» WHAT THIS TASK INVOLVES
Print out the data exactly, keeping every image out of it.

Items from a data source:
===============
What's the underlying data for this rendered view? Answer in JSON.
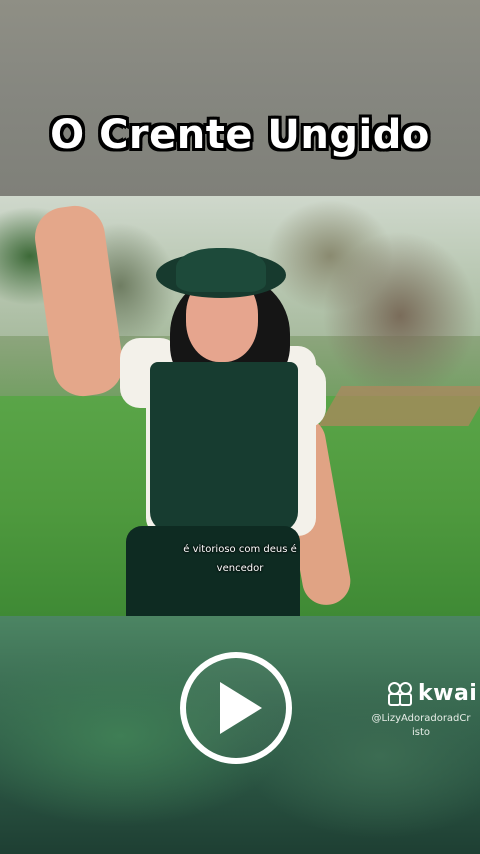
{
  "title": "O Crente Ungido",
  "caption": {
    "line1": "é vitorioso com deus é",
    "line2": "vencedor"
  },
  "player": {
    "play_icon": "play-icon"
  },
  "watermark": {
    "brand": "kwai",
    "brand_icon": "kwai-icon",
    "handle_line1": "@LizyAdoradoradCr",
    "handle_line2": "isto"
  },
  "colors": {
    "title_text": "#ffffff",
    "title_outline": "#000000",
    "play_button": "#ffffff"
  }
}
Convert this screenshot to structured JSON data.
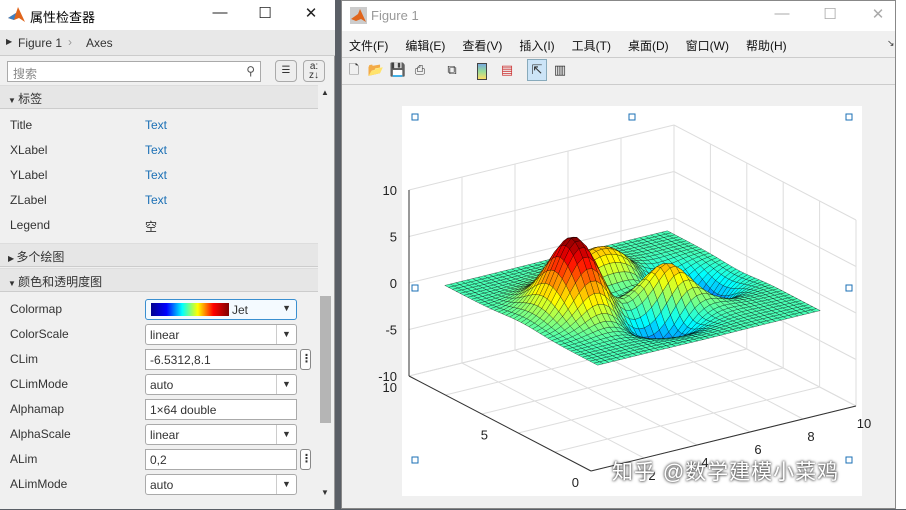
{
  "inspector": {
    "title": "属性检查器",
    "breadcrumb": [
      "Figure 1",
      "Axes"
    ],
    "search_placeholder": "搜索",
    "sections": {
      "labels": "标签",
      "multi_plot": "多个绘图",
      "color_alpha": "颜色和透明度图"
    },
    "label_props": [
      {
        "name": "Title",
        "value": "Text"
      },
      {
        "name": "XLabel",
        "value": "Text"
      },
      {
        "name": "YLabel",
        "value": "Text"
      },
      {
        "name": "ZLabel",
        "value": "Text"
      },
      {
        "name": "Legend",
        "value": "空"
      }
    ],
    "color_props": [
      {
        "name": "Colormap",
        "value": "Jet"
      },
      {
        "name": "ColorScale",
        "value": "linear"
      },
      {
        "name": "CLim",
        "value": "-6.5312,8.1"
      },
      {
        "name": "CLimMode",
        "value": "auto"
      },
      {
        "name": "Alphamap",
        "value": "1×64 double"
      },
      {
        "name": "AlphaScale",
        "value": "linear"
      },
      {
        "name": "ALim",
        "value": "0,2"
      },
      {
        "name": "ALimMode",
        "value": "auto"
      }
    ]
  },
  "figure": {
    "title": "Figure 1",
    "menu": [
      "文件(F)",
      "编辑(E)",
      "查看(V)",
      "插入(I)",
      "工具(T)",
      "桌面(D)",
      "窗口(W)",
      "帮助(H)"
    ]
  },
  "chart_data": {
    "type": "surface",
    "function": "peaks",
    "colormap": "jet",
    "zticks": [
      "10",
      "5",
      "0",
      "-5",
      "-10"
    ],
    "xticks": [
      "2",
      "4",
      "6",
      "8",
      "10"
    ],
    "yticks": [
      "10",
      "5",
      "0"
    ],
    "zlim": [
      -10,
      10
    ],
    "xlim": [
      0,
      10
    ],
    "ylim": [
      0,
      10
    ]
  },
  "watermark": "知乎 @数学建模小菜鸡"
}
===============
» REPLY
What's the underlying data for this rendered view? Answer in JSON.
{
  "title": "O Crente Ungido",
  "caption": {
    "line1": "é vitorioso com deus é",
    "line2": "vencedor"
  },
  "player": {
    "play_icon": "play-icon"
  },
  "watermark": {
    "brand": "kwai",
    "brand_icon": "kwai-icon",
    "handle_line1": "@LizyAdoradoradCr",
    "handle_line2": "isto"
  },
  "colors": {
    "title_text": "#ffffff",
    "title_outline": "#000000",
    "play_button": "#ffffff"
  }
}
Convert this screenshot to structured JSON data.
{
  "inspector": {
    "title": "属性检查器",
    "breadcrumb": [
      "Figure 1",
      "Axes"
    ],
    "search_placeholder": "搜索",
    "sections": {
      "labels": "标签",
      "multi_plot": "多个绘图",
      "color_alpha": "颜色和透明度图"
    },
    "label_props": [
      {
        "name": "Title",
        "value": "Text"
      },
      {
        "name": "XLabel",
        "value": "Text"
      },
      {
        "name": "YLabel",
        "value": "Text"
      },
      {
        "name": "ZLabel",
        "value": "Text"
      },
      {
        "name": "Legend",
        "value": "空"
      }
    ],
    "color_props": [
      {
        "name": "Colormap",
        "value": "Jet"
      },
      {
        "name": "ColorScale",
        "value": "linear"
      },
      {
        "name": "CLim",
        "value": "-6.5312,8.1"
      },
      {
        "name": "CLimMode",
        "value": "auto"
      },
      {
        "name": "Alphamap",
        "value": "1×64 double"
      },
      {
        "name": "AlphaScale",
        "value": "linear"
      },
      {
        "name": "ALim",
        "value": "0,2"
      },
      {
        "name": "ALimMode",
        "value": "auto"
      }
    ]
  },
  "figure": {
    "title": "Figure 1",
    "menu": [
      "文件(F)",
      "编辑(E)",
      "查看(V)",
      "插入(I)",
      "工具(T)",
      "桌面(D)",
      "窗口(W)",
      "帮助(H)"
    ]
  },
  "chart_data": {
    "type": "surface",
    "function": "peaks",
    "colormap": "jet",
    "zticks": [
      "10",
      "5",
      "0",
      "-5",
      "-10"
    ],
    "xticks": [
      "2",
      "4",
      "6",
      "8",
      "10"
    ],
    "yticks": [
      "10",
      "5",
      "0"
    ],
    "zlim": [
      -10,
      10
    ],
    "xlim": [
      0,
      10
    ],
    "ylim": [
      0,
      10
    ]
  },
  "watermark": "知乎 @数学建模小菜鸡"
}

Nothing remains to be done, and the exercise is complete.